A data cap is a limit set by your ISP on the amount of data you can use in a billing cycle. If you exceed this limit, your ISP may slow down your internet speed or charge you extra fees. It’s essential to be aware of your data cap to avoid unexpected charges.
Fiber-optic internet offers several benefits, including:
a. Extremely fast and symmetrical upload and download speeds.
b. Low latency, making it ideal for online gaming and video conferencing.
c. Immunity to electromagnetic interference.
d. No signal degradation over long distances.
e. Future-proof technology with potential for even higher speeds in the future.
Public Wi-Fi networks can be risky as they are often unsecured, making it easier for hackers to intercept your data. Avoid accessing sensitive information like online banking on public Wi-Fi. Use a VPN (Virtual Private Network) to encrypt your data and protect your privacy.
Yes, modern routers support multiple simultaneous connections. You can connect several devices to your home network via Ethernet cables or through Wi-Fi
Data consumption varies depending on the activity. Streaming HD video can use several gigabytes per hour, online gaming may use tens to hundreds of megabytes per hour, and browsing websites may use a few megabytes per page
Troubleshooting internet connectivity issues involves a series of steps, such as:
a. Check the modem and router connections.
b. Restart the modem and router.
c. Check for any ISP-related outages in your area.
d. Run network diagnostic tools on your device.
e. Disable and re-enable Wi-Fi on your device.
f. Contact your ISP’s customer support if the issue persists.
To set up a Wi-Fi network at home, you’ll need a wireless router. Follow these steps:
a. Connect the router to your modem using an Ethernet cable.
b. Power on both the modem and router and wait for them to initialize.
c. Access the router’s configuration page through a web browser by entering the router’s IP address (usually mentioned in the router’s manual).
d. Set up a network name (SSID) and password for your Wi-Fi network.
e. Save the settings and restart the router.
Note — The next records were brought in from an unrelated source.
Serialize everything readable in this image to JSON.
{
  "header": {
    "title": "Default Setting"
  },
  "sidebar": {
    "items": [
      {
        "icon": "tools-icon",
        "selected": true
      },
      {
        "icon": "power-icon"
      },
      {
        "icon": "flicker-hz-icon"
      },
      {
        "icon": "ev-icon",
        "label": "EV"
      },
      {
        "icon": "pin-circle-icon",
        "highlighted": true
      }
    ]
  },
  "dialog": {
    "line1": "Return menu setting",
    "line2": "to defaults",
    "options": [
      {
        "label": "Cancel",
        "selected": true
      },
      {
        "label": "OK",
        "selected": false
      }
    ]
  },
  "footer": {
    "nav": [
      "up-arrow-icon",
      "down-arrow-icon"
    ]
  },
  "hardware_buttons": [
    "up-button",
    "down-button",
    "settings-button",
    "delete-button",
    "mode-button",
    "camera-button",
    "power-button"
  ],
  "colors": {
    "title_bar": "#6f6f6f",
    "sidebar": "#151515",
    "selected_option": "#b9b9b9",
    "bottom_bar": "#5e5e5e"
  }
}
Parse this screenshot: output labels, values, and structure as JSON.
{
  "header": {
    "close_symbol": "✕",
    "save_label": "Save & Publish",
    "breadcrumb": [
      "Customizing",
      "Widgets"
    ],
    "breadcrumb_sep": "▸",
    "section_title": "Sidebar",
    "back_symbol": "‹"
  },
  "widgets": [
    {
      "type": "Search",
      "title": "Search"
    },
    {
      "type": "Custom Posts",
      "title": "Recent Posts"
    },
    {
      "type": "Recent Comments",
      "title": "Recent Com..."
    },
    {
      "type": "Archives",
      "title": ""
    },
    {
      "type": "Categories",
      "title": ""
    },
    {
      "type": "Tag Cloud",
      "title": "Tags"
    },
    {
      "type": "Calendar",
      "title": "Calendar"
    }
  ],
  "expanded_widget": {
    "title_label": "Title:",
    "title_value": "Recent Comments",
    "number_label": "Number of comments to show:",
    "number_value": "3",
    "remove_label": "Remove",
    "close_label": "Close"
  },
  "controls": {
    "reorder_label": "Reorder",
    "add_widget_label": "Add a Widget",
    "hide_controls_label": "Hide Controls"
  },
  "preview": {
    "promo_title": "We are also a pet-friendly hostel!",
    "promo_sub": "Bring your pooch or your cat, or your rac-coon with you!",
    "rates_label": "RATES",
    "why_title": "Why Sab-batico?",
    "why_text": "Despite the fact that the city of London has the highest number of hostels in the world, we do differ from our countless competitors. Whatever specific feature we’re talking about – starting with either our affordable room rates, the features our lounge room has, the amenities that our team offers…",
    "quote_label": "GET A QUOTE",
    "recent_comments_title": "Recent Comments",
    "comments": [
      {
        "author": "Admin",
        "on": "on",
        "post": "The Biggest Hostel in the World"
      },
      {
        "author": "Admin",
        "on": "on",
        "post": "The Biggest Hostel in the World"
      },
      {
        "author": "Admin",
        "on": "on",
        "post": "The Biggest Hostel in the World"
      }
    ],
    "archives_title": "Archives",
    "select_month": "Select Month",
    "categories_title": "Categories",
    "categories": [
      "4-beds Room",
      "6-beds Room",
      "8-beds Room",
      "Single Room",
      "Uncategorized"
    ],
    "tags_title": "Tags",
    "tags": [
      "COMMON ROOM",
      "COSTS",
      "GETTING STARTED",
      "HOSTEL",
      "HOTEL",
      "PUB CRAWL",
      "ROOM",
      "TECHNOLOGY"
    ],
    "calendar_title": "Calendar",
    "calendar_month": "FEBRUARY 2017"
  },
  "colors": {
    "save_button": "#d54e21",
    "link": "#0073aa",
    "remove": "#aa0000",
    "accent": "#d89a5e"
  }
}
Your Wi-Fi network should now be accessible to your devices.
Access your router’s configuration page, go to the wireless settings, and look for the “Guest Network” option. Enable it and set a separate SSID and password for the guest network. This allows visitors to connect to the internet without accessing your main network.
To secure your Wi-Fi network:
a. Set a strong, unique password for your Wi-Fi network (WPA2 or WPA3 encryption is recommended).
b. Change the default router login credentials.
c. Disable Wi-Fi Protected Setup (WPS) if not in use.
d. Enable network encryption and hide your network’s SSID.
e. Regularly update your router’s firmware.
You can use online speed test websites or apps to measure your internet speed. Run the test on a wired connection for more accurate results. Popular speed test tools include Speedtest by Ookla and Fast.com.
Some modern routers come with built-in features that allow you to monitor and control devices connected to your network. Additionally, you can use third-party apps or software to manage network usage, set up parental controls, and monitor traffic on your home network.
To improve Wi-Fi signal strength and coverage:
a. Place the router in a central location, away from obstacles and interference.
b. Use a higher gain or directional antenna on the router.
c. Update the router’s firmware to the latest version.
d. Reduce interference by avoiding crowded Wi-Fi channels and avoiding electronic devices near the router.
e. Consider using Wi-Fi extenders or mesh systems to boost signal coverage in larger spaces.
Weather conditions such as heavy rain or strong winds can potentially affect certain types of internet connections, especially satellite-based connections or those using older infrastructure. However, modern wired and fiber-optic connections are less susceptible to weather-related disruptions.
Yes, most modern smartphones have a mobile hotspot feature that allows them to act as a Wi-Fi hotspot for other devices. You can tether your phone’s internet connection to devices like laptops or tablets via Wi-Fi or USB.